Data extract
%%

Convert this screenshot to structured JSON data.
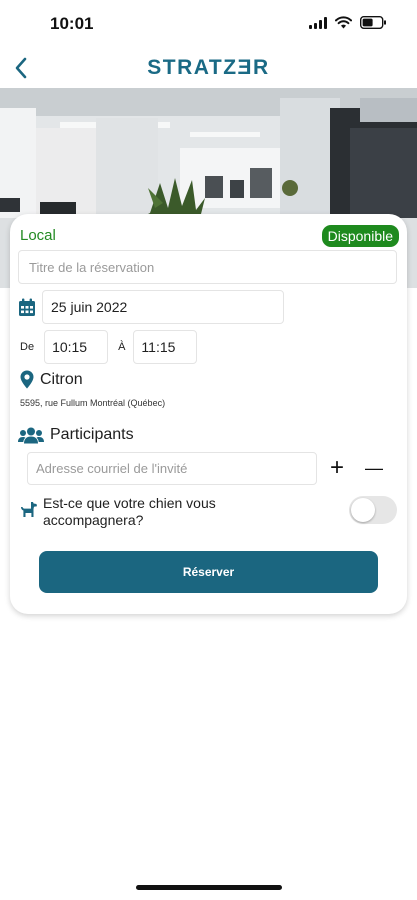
{
  "status_bar": {
    "time": "10:01"
  },
  "header": {
    "brand": "STRATZƎR",
    "back_icon": "chevron-left-icon"
  },
  "card": {
    "room_label": "Local",
    "status_badge": "Disponible",
    "title_placeholder": "Titre de la réservation",
    "date": "25 juin 2022",
    "time_from_label": "De",
    "time_from": "10:15",
    "time_to_label": "À",
    "time_to": "11:15",
    "location_name": "Citron",
    "location_address": "5595, rue Fullum Montréal  (Québec)",
    "participants_label": "Participants",
    "email_placeholder": "Adresse courriel de l'invité",
    "add_symbol": "+",
    "remove_symbol": "—",
    "dog_question": "Est-ce que votre chien vous accompagnera?",
    "dog_toggle_on": false,
    "reserve_label": "Réserver"
  },
  "colors": {
    "brand": "#1a6a85",
    "local_green": "#238b23",
    "badge_green": "#1e8a1e",
    "button_blue": "#1b6680",
    "icon_blue": "#1b6680"
  }
}
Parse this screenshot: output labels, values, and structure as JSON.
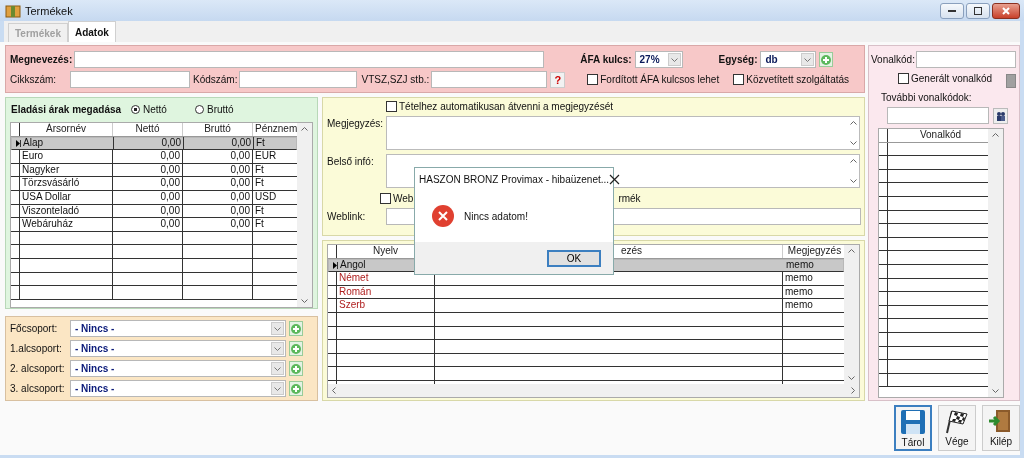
{
  "window": {
    "title": "Termékek"
  },
  "tabs": [
    {
      "label": "Termékek",
      "selected": false,
      "disabled": true
    },
    {
      "label": "Adatok",
      "selected": true,
      "disabled": false
    }
  ],
  "top_panel": {
    "name_label": "Megnevezés:",
    "sku_label": "Cikkszám:",
    "code_label": "Kódszám:",
    "vtsz_label": "VTSZ,SZJ stb.:",
    "help_button": "?",
    "vat": {
      "label": "ÁFA kulcs:",
      "value": "27%"
    },
    "unit": {
      "label": "Egység:",
      "value": "db"
    },
    "checkboxes": [
      {
        "label": "Fordított ÁFA kulcsos lehet",
        "checked": false
      },
      {
        "label": "Közvetített szolgáltatás",
        "checked": false
      }
    ]
  },
  "prices": {
    "title": "Eladási árak megadása",
    "modes": [
      {
        "label": "Nettó",
        "selected": true
      },
      {
        "label": "Bruttó",
        "selected": false
      }
    ],
    "columns": [
      "Ársornév",
      "Nettó",
      "Bruttó",
      "Pénznem"
    ],
    "rows": [
      {
        "cells": [
          "Alap",
          "0,00",
          "0,00",
          "Ft"
        ],
        "selected": true
      },
      {
        "cells": [
          "Euro",
          "0,00",
          "0,00",
          "EUR"
        ],
        "selected": false
      },
      {
        "cells": [
          "Nagyker",
          "0,00",
          "0,00",
          "Ft"
        ],
        "selected": false
      },
      {
        "cells": [
          "Törzsvásárló",
          "0,00",
          "0,00",
          "Ft"
        ],
        "selected": false
      },
      {
        "cells": [
          "USA Dollar",
          "0,00",
          "0,00",
          "USD"
        ],
        "selected": false
      },
      {
        "cells": [
          "Viszonteladó",
          "0,00",
          "0,00",
          "Ft"
        ],
        "selected": false
      },
      {
        "cells": [
          "Webáruház",
          "0,00",
          "0,00",
          "Ft"
        ],
        "selected": false
      }
    ]
  },
  "groups": [
    {
      "label": "Főcsoport:",
      "value": "- Nincs -"
    },
    {
      "label": "1.alcsoport:",
      "value": "- Nincs -"
    },
    {
      "label": "2. alcsoport:",
      "value": "- Nincs -"
    },
    {
      "label": "3. alcsoport:",
      "value": "- Nincs -"
    }
  ],
  "notes": {
    "auto_checkbox": {
      "label": "Tételhez automatikusan átvenni a megjegyzését",
      "checked": false
    },
    "remark_label": "Megjegyzés:",
    "internal_label": "Belső infó:",
    "web_checkbox": {
      "label": "Web",
      "checked": false
    },
    "web_checkbox_tail": "rmék",
    "weblink_label": "Weblink:"
  },
  "languages": {
    "columns": [
      "Nyelv",
      "ezés",
      "Megjegyzés"
    ],
    "rows": [
      {
        "language": "Angol",
        "note": "memo",
        "selected": true,
        "translated": true
      },
      {
        "language": "Német",
        "note": "memo",
        "selected": false,
        "translated": false
      },
      {
        "language": "Román",
        "note": "memo",
        "selected": false,
        "translated": false
      },
      {
        "language": "Szerb",
        "note": "memo",
        "selected": false,
        "translated": false
      }
    ]
  },
  "barcode": {
    "label": "Vonalkód:",
    "generated": {
      "label": "Generált vonalkód",
      "checked": false
    },
    "more_label": "További vonalkódok:",
    "column": "Vonalkód"
  },
  "actions": [
    {
      "label": "Tárol",
      "kind": "save",
      "focused": true
    },
    {
      "label": "Vége",
      "kind": "finish",
      "focused": false
    },
    {
      "label": "Kilép",
      "kind": "exit",
      "focused": false
    }
  ],
  "dialog": {
    "title": "HASZON BRONZ Provimax - hibaüzenet...",
    "message": "Nincs adatom!",
    "button": "OK"
  }
}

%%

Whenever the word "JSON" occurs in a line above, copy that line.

Convert this screenshot to structured JSON data.
Parse this screenshot: output labels, values, and structure as JSON.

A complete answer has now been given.